Analysis Of James L Gelvin 's Book, The Modern Middle East

876 Words Oct 27th, 2015 4 Pages
Wherever you go, you leave a footprint, whether or not it is physical or emotional. In James L Gelvin’s book, The Modern Middle East, he not only refers to this absolutism but also furthers it by using it in a historical construct. Gelvin replaces individuals with the collective and the collective here is nations. As human beings, we cannot neglect this absolute truth. Hence we cannot deny that the occurrence of one country occupying another, that country leaves its’ “footprint” on the other. Thusly, Gelvin’s crux is to challenge the reader’s notions of the Middle East by focusing on the dialectic between the history of the Middle East recounted by the Middle East and the history of the Middle East narrated by Western Powers (i.e. Britain, France, and the U.S.). Through a globalized lens of Middle Eastern history, the region opens up to assessment in identical means as any other country, allowing the reader to comprehend that the Middle East is not an isolated sector but as an organ interconnected and interdependent on global occurrences, for instance, the economy, equivalent to its counterparts.

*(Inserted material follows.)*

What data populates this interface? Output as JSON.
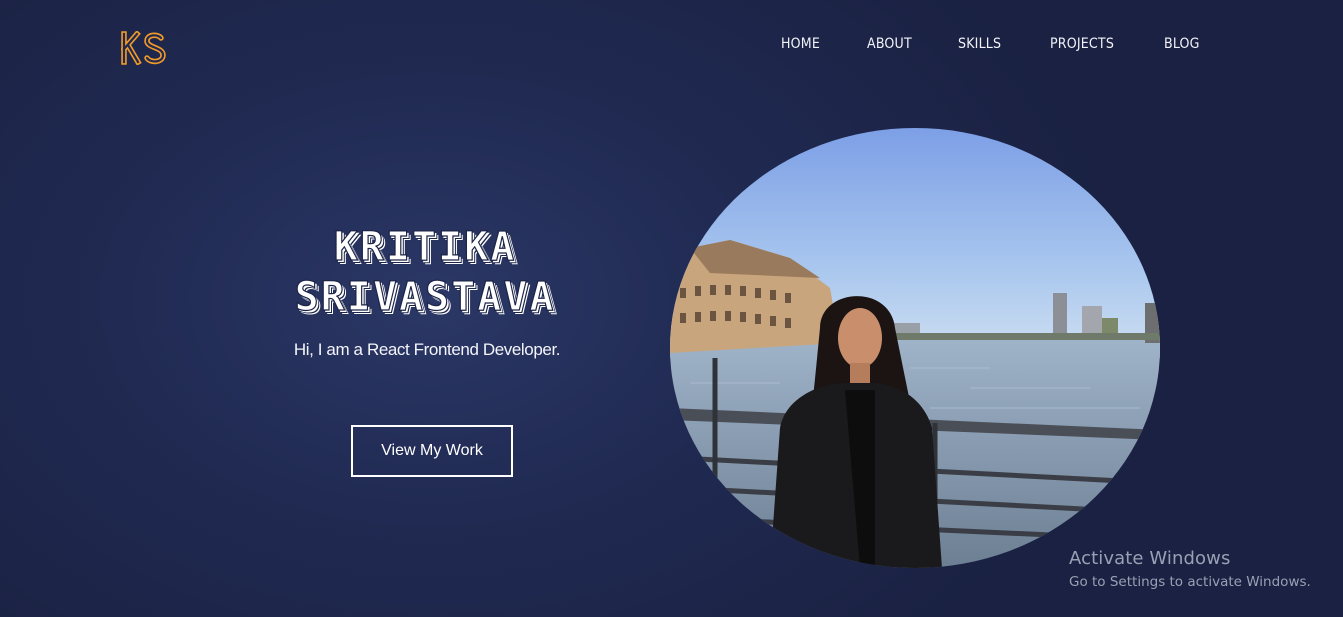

Gelvin ventures to eliminate the layperson’s preconceived notions not only by show casing global affectations but also by means of assembling relatable texts and antidotes. It is also important to note that at the time of publishing, there was the existence of the Arab Spring uprisings, a significant moment in the Middle East. Therefore, Gelvin’s revised version of his earlier…
Open Document